The only reason I didn’t give this graphic novel a full 10/10, is because despite being very well done, I can see there is still a bit of room for improvement. It is great but not perfect.
This character driven story has less of a plot and more of a slice of life (or contemporary) feel to it. The story follows Snap as she searches for her dog, confronts a witch, makes a friend, confronts her mother’s ex boyfriend, and reunites an old love all while learning magic for herself.
Despite the lack of focus on a central plot, this story feels complete and keeps the reader intrigued sheerly with the characters and their development. If you prefer plot driven stories, this may not be the book for you.
I never once felt bored or like nothing was happening. Although, upon looking back at the plot, I realized there isn’t a ton that happens in this book, but I don’t feel like it necessarily needed it.
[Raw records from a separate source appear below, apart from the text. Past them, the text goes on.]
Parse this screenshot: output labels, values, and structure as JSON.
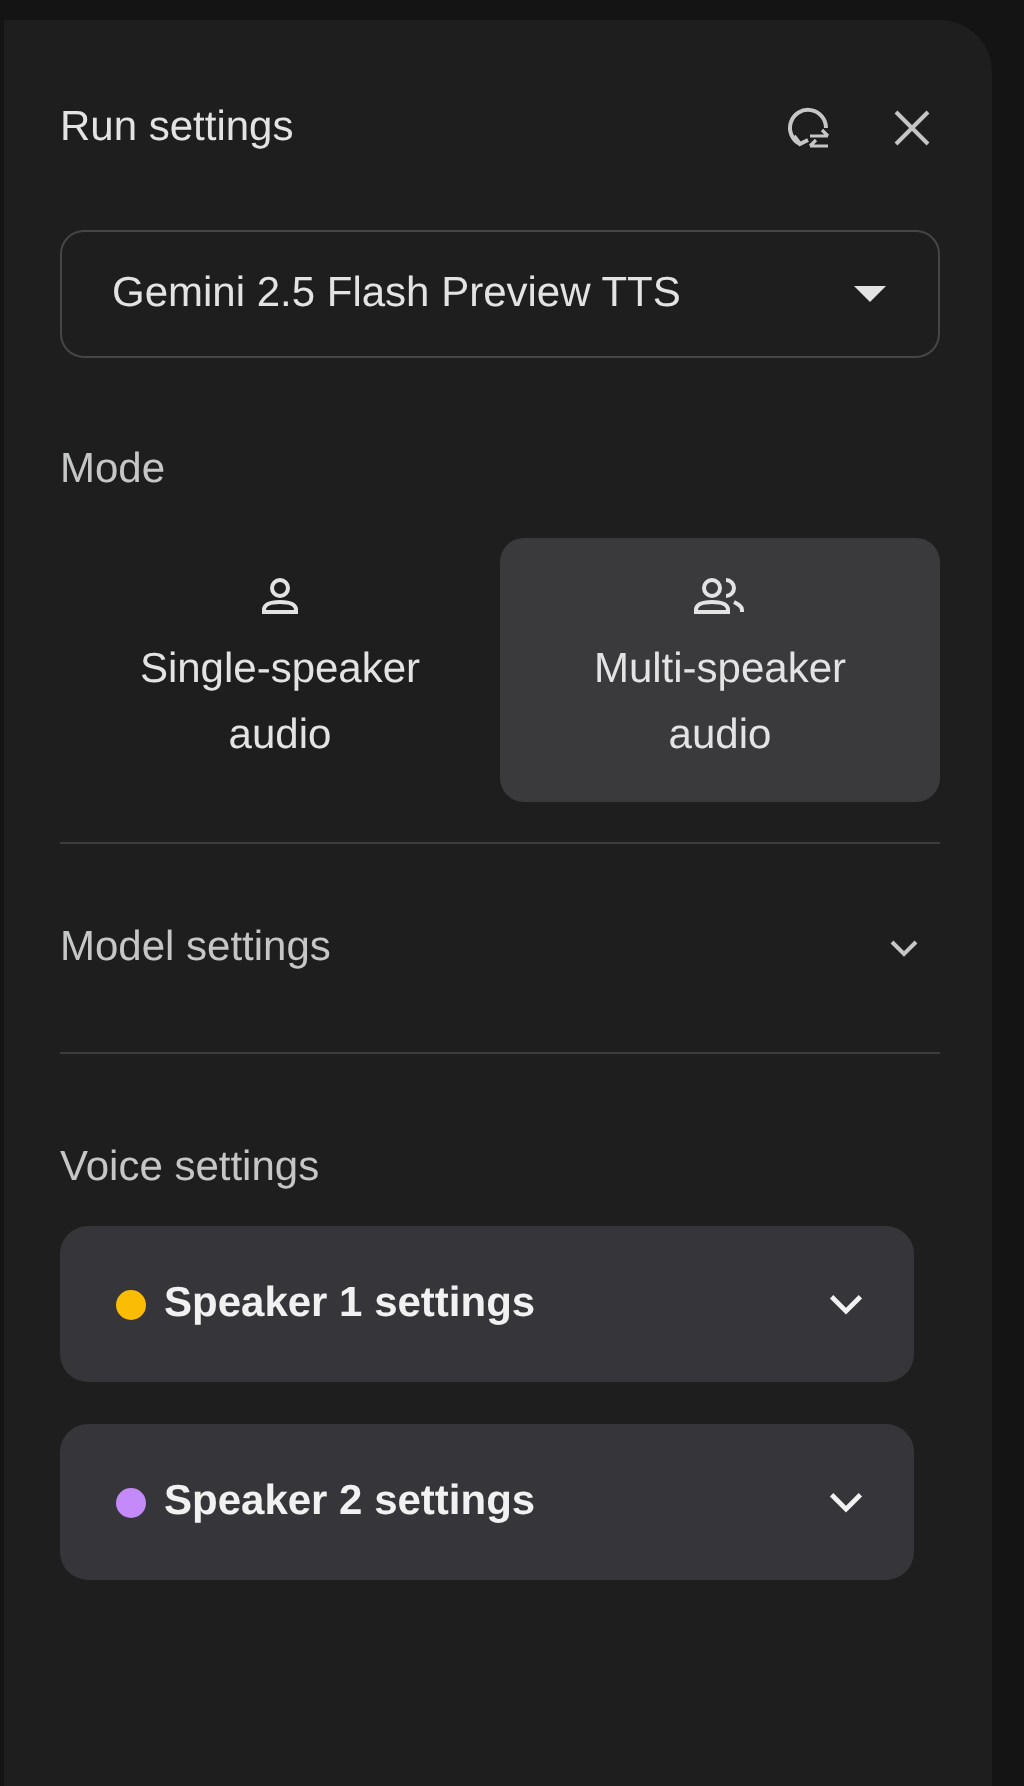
{
  "panel": {
    "title": "Run settings"
  },
  "model_select": {
    "value": "Gemini 2.5 Flash Preview TTS"
  },
  "mode": {
    "label": "Mode",
    "options": [
      {
        "kind": "single",
        "label": "Single-speaker audio",
        "selected": false
      },
      {
        "kind": "multi",
        "label": "Multi-speaker audio",
        "selected": true
      }
    ]
  },
  "model_settings": {
    "label": "Model settings",
    "expanded": false
  },
  "voice_settings": {
    "label": "Voice settings",
    "speakers": [
      {
        "label": "Speaker 1 settings",
        "color": "#fbbc04",
        "expanded": false
      },
      {
        "label": "Speaker 2 settings",
        "color": "#c58af9",
        "expanded": false
      }
    ]
  }
}
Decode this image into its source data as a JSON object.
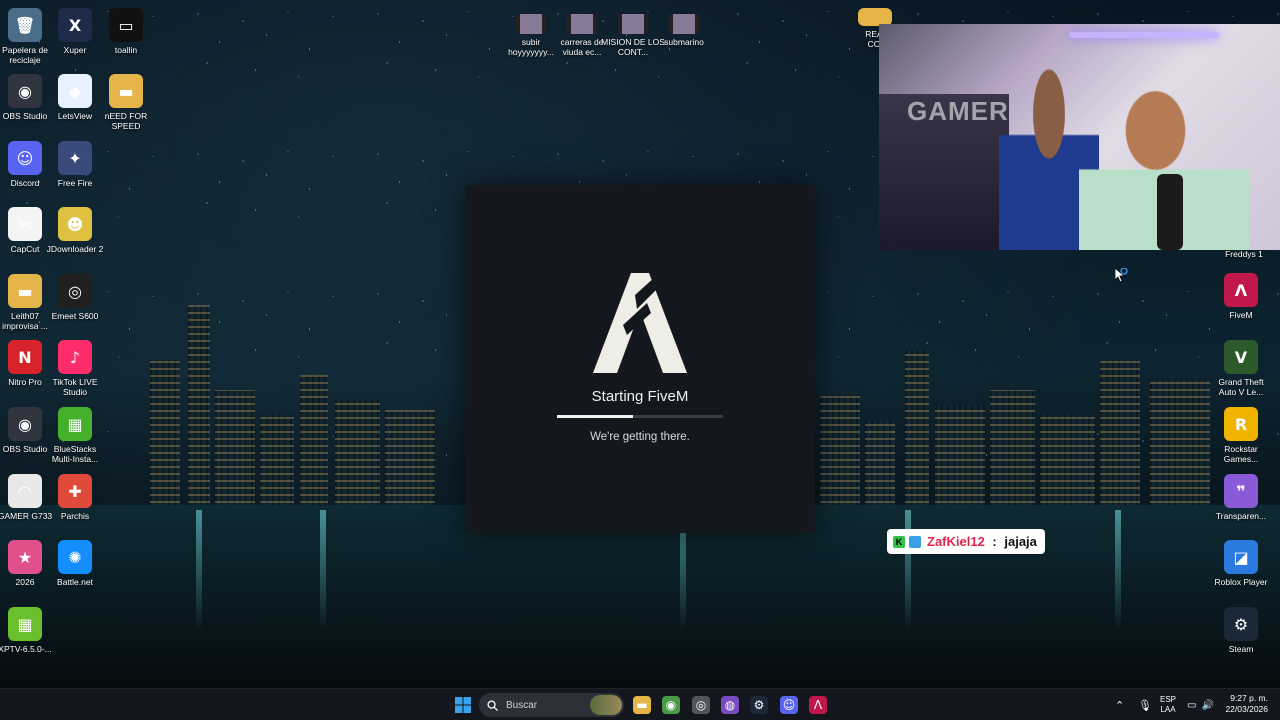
{
  "desktop": {
    "left_icons": [
      {
        "label": "Papelera de reciclaje",
        "icon": "recycle-bin-icon",
        "color": "#4a6e8a",
        "glyph": "🗑"
      },
      {
        "label": "Xuper",
        "icon": "xuper-icon",
        "color": "#1e2a4a",
        "glyph": "X"
      },
      {
        "label": "toallin",
        "icon": "video-file-icon",
        "color": "#111111",
        "glyph": "▭"
      },
      {
        "label": "OBS Studio",
        "icon": "obs-icon",
        "color": "#303540",
        "glyph": "◉"
      },
      {
        "label": "LetsView",
        "icon": "letsview-icon",
        "color": "#e8f2ff",
        "glyph": "◆"
      },
      {
        "label": "nEED FOR SPEED",
        "icon": "folder-icon",
        "color": "#e5b54a",
        "glyph": "▬"
      },
      {
        "label": "Discord",
        "icon": "discord-icon",
        "color": "#5865f2",
        "glyph": "☺"
      },
      {
        "label": "Free Fire",
        "icon": "free-fire-icon",
        "color": "#3a4a7a",
        "glyph": "✦"
      },
      {
        "label": "CapCut",
        "icon": "capcut-icon",
        "color": "#f4f4f4",
        "glyph": "✂"
      },
      {
        "label": "JDownloader 2",
        "icon": "jdownloader-icon",
        "color": "#e0c040",
        "glyph": "☻"
      },
      {
        "label": "Leith07 improvisa ...",
        "icon": "folder-icon",
        "color": "#e5b54a",
        "glyph": "▬"
      },
      {
        "label": "Emeet S600",
        "icon": "webcam-icon",
        "color": "#202020",
        "glyph": "◎"
      },
      {
        "label": "Nitro Pro",
        "icon": "nitro-pro-icon",
        "color": "#d8232a",
        "glyph": "N"
      },
      {
        "label": "TikTok LIVE Studio",
        "icon": "tiktok-icon",
        "color": "#ff2d6a",
        "glyph": "♪"
      },
      {
        "label": "OBS Studio",
        "icon": "obs-icon",
        "color": "#303540",
        "glyph": "◉"
      },
      {
        "label": "BlueStacks Multi-Insta...",
        "icon": "bluestacks-icon",
        "color": "#44b02c",
        "glyph": "▦"
      },
      {
        "label": "GAMER G733",
        "icon": "headset-icon",
        "color": "#e8e8e8",
        "glyph": "◠"
      },
      {
        "label": "Parchis",
        "icon": "parchis-icon",
        "color": "#e04a3a",
        "glyph": "✚"
      },
      {
        "label": "2026",
        "icon": "game-icon",
        "color": "#e0508a",
        "glyph": "★"
      },
      {
        "label": "Battle.net",
        "icon": "battlenet-icon",
        "color": "#148eff",
        "glyph": "✺"
      },
      {
        "label": "XPTV-6.5.0-...",
        "icon": "bluestacks-icon",
        "color": "#6ac02c",
        "glyph": "▦"
      }
    ],
    "top_icons": [
      {
        "label": "subir hoyyyyyyy...",
        "icon": "video-file-icon"
      },
      {
        "label": "carreras de viuda ec...",
        "icon": "video-file-icon"
      },
      {
        "label": "MISION DE LOS CONT...",
        "icon": "video-file-icon"
      },
      {
        "label": "submarino",
        "icon": "video-file-icon"
      }
    ],
    "right_icons": [
      {
        "label": "FiveM",
        "icon": "fivem-icon",
        "color": "#c0184a",
        "glyph": "Λ"
      },
      {
        "label": "Grand Theft Auto V Le...",
        "icon": "gta-icon",
        "color": "#2c5a2a",
        "glyph": "V"
      },
      {
        "label": "Rockstar Games...",
        "icon": "rockstar-icon",
        "color": "#f0b400",
        "glyph": "R"
      },
      {
        "label": "Transparen...",
        "icon": "chat-icon",
        "color": "#8a5ad8",
        "glyph": "❞"
      },
      {
        "label": "Roblox Player",
        "icon": "roblox-icon",
        "color": "#2a7ae0",
        "glyph": "◪"
      },
      {
        "label": "Steam",
        "icon": "steam-icon",
        "color": "#1b2838",
        "glyph": "⚙"
      }
    ],
    "partial_labels": {
      "rea": "REA CO",
      "freddys": "Freddys 1"
    }
  },
  "splash": {
    "title": "Starting FiveM",
    "subtitle": "We're getting there.",
    "progress": 0.46,
    "bg": "#15171e"
  },
  "webcam": {
    "watermark": "GAMER"
  },
  "chat": {
    "username": "ZafKiel12",
    "separator": " : ",
    "message": "jajaja",
    "username_color": "#e0244c"
  },
  "taskbar": {
    "search_placeholder": "Buscar",
    "apps": [
      {
        "name": "file-explorer-icon",
        "glyph": "▬",
        "color": "#e5b54a"
      },
      {
        "name": "chrome-icon",
        "glyph": "◉",
        "color": "#4a9a4a"
      },
      {
        "name": "obs-icon",
        "glyph": "◎",
        "color": "#505560"
      },
      {
        "name": "podcast-icon",
        "glyph": "◍",
        "color": "#7a4ac0"
      },
      {
        "name": "steam-icon",
        "glyph": "⚙",
        "color": "#1b2838"
      },
      {
        "name": "discord-icon",
        "glyph": "☺",
        "color": "#5865f2"
      },
      {
        "name": "fivem-icon",
        "glyph": "Λ",
        "color": "#c0184a"
      }
    ],
    "language": "ESP",
    "language_sub": "LAA",
    "time": "9:27 p. m.",
    "date": "22/03/2026"
  }
}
As mentioned above, this standalone story keeps the reader engaged using the characters and their interesting development. The reader is rooting for Snap to make friends, find her magic, and feel part of something. It is easy to read this short graphic novel in one sitting, because everything happens quickly with ties to the characters’ development and relationships. Not to mention Leyh’s brilliant use of flashbacks that keep the reader wanting to know more of the truth and how things come full circle in the end. And everything does tie up with a pretty little bow before the story closes.
This story definitely has some whimsical/magical moments and is for a younger audience, but it can be easily enjoyed by all ages. Nothing too outrageous or convenient happens. There is one “wow, small world” moment where characters that just met have a common connection that comes full circle in the end, but things like that happen in real life no matter how serendipitous it can seem.
I have personally had so many moments like the one in this book where I can’t help but think about how small the world can be sometimes. I really enjoyed that serendipitous feeling the book portrayed.
If you like a whimsical YA coming-of-age story with magic, darker themes, lgbtqia+ representation, family themes, and a rekindled past love, then this quick read is worth your time. This standalone graphic novel is a nice balance of light to heavy topics with a focus on the upside in all things that life has to throw at us, good and bad.
I think this is such an important book for young people who are finding their own footing and maybe struggling with any of the themes mentioned above. Not to mention this story shows black joy, which is such an important perspective to put out into the world and show people of all ages and backgrounds. I am not an own voices reviewer for this book, so I recommend looking for some if you are interested! Also, if you are an own voices reviewer for this graphic novel, please share your thoughts in the comments. Your voice is the one that matters most, and I’d love to add your thoughts to this review!